Records for the task Start Marker

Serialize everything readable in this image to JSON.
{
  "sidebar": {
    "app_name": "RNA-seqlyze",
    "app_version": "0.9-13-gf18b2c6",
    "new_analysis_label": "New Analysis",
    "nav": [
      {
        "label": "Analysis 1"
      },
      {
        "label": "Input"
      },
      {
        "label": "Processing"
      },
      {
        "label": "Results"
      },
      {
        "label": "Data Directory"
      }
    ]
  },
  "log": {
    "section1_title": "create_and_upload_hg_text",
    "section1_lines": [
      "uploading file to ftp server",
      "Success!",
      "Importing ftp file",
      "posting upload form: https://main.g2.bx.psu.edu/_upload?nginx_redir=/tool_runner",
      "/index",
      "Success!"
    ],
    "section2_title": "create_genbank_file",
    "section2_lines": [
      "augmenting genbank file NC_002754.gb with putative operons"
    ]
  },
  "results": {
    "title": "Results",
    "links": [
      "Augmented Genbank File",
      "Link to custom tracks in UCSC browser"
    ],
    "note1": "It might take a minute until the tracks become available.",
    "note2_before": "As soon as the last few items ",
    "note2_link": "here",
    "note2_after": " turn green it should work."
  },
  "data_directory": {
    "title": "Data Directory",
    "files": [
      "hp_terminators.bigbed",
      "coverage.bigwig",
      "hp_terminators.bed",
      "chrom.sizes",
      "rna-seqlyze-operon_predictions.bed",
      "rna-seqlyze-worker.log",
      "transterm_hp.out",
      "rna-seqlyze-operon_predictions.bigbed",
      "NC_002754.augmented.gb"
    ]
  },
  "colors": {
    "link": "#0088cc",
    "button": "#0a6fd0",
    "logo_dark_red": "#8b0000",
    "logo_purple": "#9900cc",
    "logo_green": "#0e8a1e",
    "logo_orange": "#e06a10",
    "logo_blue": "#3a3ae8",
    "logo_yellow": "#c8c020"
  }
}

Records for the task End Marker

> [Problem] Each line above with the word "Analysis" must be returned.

> [Final answer]
    "new_analysis_label": "New Analysis",
        "label": "Analysis 1"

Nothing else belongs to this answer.